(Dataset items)
Segment Open
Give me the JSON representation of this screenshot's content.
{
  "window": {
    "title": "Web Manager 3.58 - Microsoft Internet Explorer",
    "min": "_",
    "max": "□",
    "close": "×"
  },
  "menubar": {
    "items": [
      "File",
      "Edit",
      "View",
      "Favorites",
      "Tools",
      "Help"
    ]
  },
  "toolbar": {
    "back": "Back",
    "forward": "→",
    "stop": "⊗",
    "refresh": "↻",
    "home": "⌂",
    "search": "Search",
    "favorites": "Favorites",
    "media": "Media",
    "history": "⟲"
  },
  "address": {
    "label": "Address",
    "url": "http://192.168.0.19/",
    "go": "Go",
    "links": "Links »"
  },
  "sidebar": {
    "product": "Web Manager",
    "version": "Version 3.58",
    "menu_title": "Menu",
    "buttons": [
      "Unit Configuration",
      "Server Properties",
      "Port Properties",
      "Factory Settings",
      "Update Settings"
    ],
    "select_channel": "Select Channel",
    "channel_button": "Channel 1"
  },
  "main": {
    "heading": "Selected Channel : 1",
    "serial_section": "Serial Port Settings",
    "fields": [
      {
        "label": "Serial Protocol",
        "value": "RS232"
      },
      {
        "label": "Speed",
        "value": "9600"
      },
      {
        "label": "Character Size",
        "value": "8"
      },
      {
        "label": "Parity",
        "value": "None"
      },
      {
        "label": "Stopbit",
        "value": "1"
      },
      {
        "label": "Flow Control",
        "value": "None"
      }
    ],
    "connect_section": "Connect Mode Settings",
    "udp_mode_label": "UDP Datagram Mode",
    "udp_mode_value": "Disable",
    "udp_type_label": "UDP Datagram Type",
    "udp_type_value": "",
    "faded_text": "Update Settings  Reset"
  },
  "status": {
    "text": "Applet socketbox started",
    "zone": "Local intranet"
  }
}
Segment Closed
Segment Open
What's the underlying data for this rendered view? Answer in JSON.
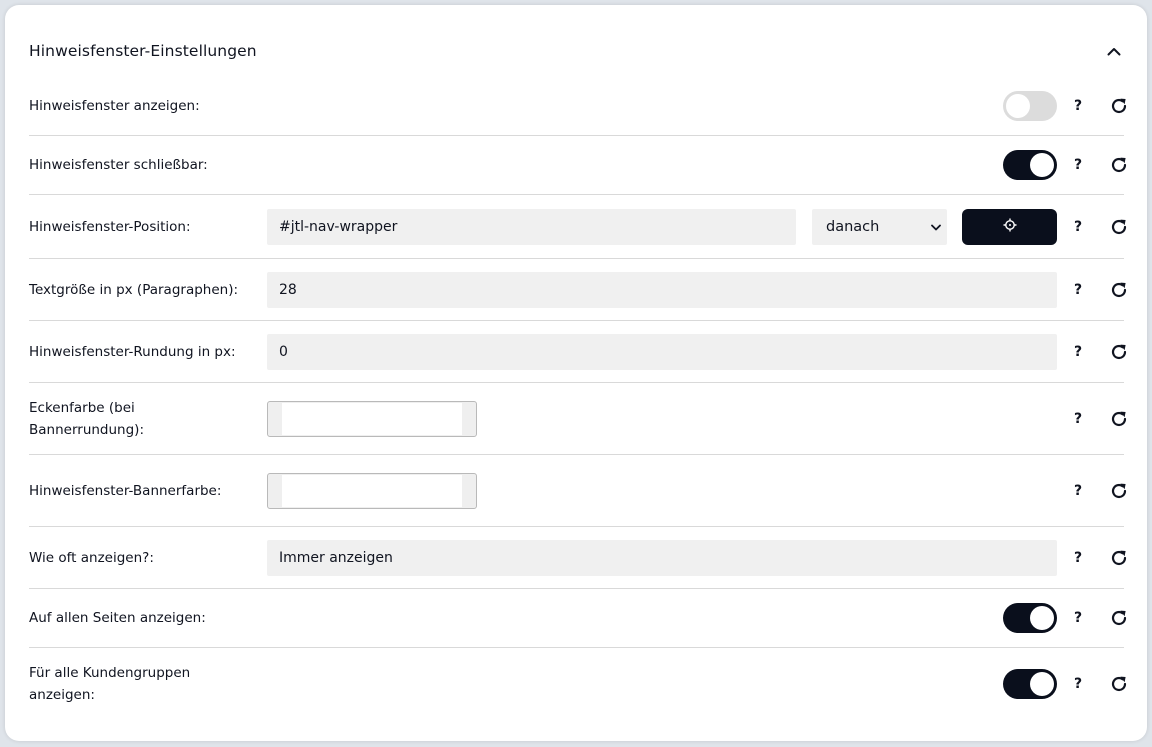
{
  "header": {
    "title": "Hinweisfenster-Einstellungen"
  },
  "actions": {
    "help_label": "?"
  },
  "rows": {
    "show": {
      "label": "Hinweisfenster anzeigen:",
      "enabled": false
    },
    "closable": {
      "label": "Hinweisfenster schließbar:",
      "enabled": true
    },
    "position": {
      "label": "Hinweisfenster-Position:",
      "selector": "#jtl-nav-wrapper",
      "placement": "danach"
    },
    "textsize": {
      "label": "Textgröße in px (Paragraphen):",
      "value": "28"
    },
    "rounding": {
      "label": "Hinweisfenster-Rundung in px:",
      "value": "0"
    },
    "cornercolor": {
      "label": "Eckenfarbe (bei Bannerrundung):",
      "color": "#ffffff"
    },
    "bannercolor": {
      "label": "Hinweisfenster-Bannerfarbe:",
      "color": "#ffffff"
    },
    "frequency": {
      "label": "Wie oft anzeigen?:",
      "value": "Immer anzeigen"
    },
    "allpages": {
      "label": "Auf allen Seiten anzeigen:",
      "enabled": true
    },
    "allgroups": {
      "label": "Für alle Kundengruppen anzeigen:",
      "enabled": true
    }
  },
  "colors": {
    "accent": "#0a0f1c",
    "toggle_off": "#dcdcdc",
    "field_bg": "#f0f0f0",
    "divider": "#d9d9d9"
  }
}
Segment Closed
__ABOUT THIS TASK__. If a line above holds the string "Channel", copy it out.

__EXERCISE RESPONSE__.
    "select_channel": "Select Channel",
    "channel_button": "Channel 1"
    "heading": "Selected Channel : 1",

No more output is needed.